By listening to the way children and teen-agers speak about themselves and their lives, Carol Gilligan changed the way educators think about adolescent development and education. That research, revealed in her book “In a Different Voice: Psychological Theory and Women’s Development,” led to Gilligan’s selection as winner of the 1992 award. In the book, Gilligan […]

1992 – Krzysztof Penderecki

A Polish composer known for sending moral and political messages through his music has won the 1992 award. Krzysztof Penderecki won the award for his symphonic piece, “Adagio for Large Orchestra.” Commissioned by Radio France and the French secretary of state for the 200th anniversary of the Declaration of the Rights of Man, the work […]

1991 – John Harwood Hick

Dr. John Harwood Hick, Danforth Professor and Chairman of the Department of Religion at Claremont Graduate School (California), is the 1991 award winner. He is also Director of the James A. Blaisdell Programs in World Religions and Cultures at Claremont. Based on his 1986-87 Gifford Lectures, Professor Hick, in “An Interpretation of Religion: Human Responses […]

1991 – The United Nations World Commission on Environment and Development

Economic development and sustained growth in the world’s standard of living cannot occur without a strong, global effort to protect the environment. That belief is the basis for Our Common Future, a seminal 1987 report by the United Nations World Commission on Environment and Development, which has earned the 1991 award. Chaired by former Norwegian […]

1991 – Kieran Egan

“Teachers of young children need to be, above all, storytellers.” That idea, espoused in Kieran Egan’s book, “Primary Understanding: Education in Early Childhood,” has earned the Canadian author the 1991 award. Kieran Egan, a professor of education at Simon Fraser University in Burnaby, British Columbia, identifies four sequential stages of human understanding: the Mythic, the […]

1991 – John Corigliano

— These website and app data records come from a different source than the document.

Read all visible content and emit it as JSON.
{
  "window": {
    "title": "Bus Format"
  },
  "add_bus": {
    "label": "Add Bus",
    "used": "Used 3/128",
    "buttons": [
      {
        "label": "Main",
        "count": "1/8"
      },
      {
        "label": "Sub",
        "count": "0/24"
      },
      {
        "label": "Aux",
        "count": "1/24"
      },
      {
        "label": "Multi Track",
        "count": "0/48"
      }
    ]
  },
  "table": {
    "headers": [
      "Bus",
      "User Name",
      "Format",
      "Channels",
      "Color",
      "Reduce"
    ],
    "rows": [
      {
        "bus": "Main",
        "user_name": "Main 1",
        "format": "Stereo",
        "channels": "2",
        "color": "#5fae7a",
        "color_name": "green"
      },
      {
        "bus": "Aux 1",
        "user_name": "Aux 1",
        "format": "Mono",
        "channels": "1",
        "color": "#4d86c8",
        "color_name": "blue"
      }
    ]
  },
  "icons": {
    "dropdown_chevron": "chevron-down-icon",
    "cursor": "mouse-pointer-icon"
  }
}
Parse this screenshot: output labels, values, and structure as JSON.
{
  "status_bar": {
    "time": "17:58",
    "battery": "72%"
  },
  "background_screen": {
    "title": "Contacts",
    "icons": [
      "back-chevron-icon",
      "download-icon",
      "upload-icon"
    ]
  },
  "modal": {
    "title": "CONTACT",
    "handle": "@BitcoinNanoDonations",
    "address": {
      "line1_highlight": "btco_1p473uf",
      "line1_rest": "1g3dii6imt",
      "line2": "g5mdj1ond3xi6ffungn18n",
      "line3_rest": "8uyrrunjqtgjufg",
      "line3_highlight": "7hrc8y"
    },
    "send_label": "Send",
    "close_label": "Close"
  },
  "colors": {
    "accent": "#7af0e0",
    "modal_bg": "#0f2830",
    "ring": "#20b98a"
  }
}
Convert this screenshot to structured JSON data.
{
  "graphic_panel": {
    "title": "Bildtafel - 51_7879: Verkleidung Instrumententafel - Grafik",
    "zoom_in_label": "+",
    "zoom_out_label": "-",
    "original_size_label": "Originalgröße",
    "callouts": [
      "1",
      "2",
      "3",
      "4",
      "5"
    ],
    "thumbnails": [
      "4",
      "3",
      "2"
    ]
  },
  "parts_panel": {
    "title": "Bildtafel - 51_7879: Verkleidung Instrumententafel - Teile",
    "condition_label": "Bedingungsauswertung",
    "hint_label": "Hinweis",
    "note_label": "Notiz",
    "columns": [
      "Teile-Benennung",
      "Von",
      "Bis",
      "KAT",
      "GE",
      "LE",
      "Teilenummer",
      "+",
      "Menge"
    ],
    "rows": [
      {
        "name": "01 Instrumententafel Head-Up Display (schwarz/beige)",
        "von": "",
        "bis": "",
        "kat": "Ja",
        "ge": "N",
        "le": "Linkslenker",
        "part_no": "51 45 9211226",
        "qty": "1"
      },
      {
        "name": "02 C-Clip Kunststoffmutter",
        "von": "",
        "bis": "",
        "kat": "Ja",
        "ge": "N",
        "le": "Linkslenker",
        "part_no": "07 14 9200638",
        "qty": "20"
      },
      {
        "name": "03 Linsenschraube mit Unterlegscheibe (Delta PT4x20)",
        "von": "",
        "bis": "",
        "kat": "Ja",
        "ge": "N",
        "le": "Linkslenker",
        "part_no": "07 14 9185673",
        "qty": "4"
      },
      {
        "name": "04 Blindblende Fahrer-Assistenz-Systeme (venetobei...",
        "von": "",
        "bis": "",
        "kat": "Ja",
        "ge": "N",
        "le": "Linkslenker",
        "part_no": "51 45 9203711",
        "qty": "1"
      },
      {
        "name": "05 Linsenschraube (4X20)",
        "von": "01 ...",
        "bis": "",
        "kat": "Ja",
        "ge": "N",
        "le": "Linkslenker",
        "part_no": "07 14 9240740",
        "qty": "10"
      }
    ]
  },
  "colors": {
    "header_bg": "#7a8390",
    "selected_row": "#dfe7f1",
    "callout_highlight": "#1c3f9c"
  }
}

The pain, anger and frustration of watching friends suffer and die of AIDS led to the creation of John Corigliano’s “Symphony No. 1,” winner of the 1991 award. The piece, commissioned by the Chicago Symphony orchestra, premiered March 15, 1990. Corigliano said the composition was inspired by “The Quilt,” an exhibit of thousands of interwoven […]

1990 – E.P. Sanders

Dr. E. P. Sanders, a professor at Oxford University, is the first recipient of the Louisville Grawemeyer Award in Religion. This award is presented jointly by Louisville Presbyterian Theological Seminary and the University of Louisville. In his 1985 book Jesus and Judaism, Dr. Sanders carefully, clearly and unpretentiously explores a simple but profound idea. Jesus […]

1990 – Robert Jervis

The possibility of mutual destruction of the United States and the Soviet Union in nuclear war has changed the psychology of statesmanship. That’s the concept expressed by Robert Jervis, a political science professor at Columbia University and winner of the 1990 award. In his 1989 book, The Meaning of Nuclear Revolution: Statecraft and the Prospect […]

1990 – Howard Gardner

Everyone has at least seven intelligences, most of which are overlooked by standard IQ tests. That’s the theory advanced by Howard Gardner, an educational psychologist at Harvard University who has won the 1990 award. In his 1983 book, “Frames of Mind: The Theory of Multiple Intelligences,” Gardner distinguishes seven kinds of human intelligence: linguistic, musical, […]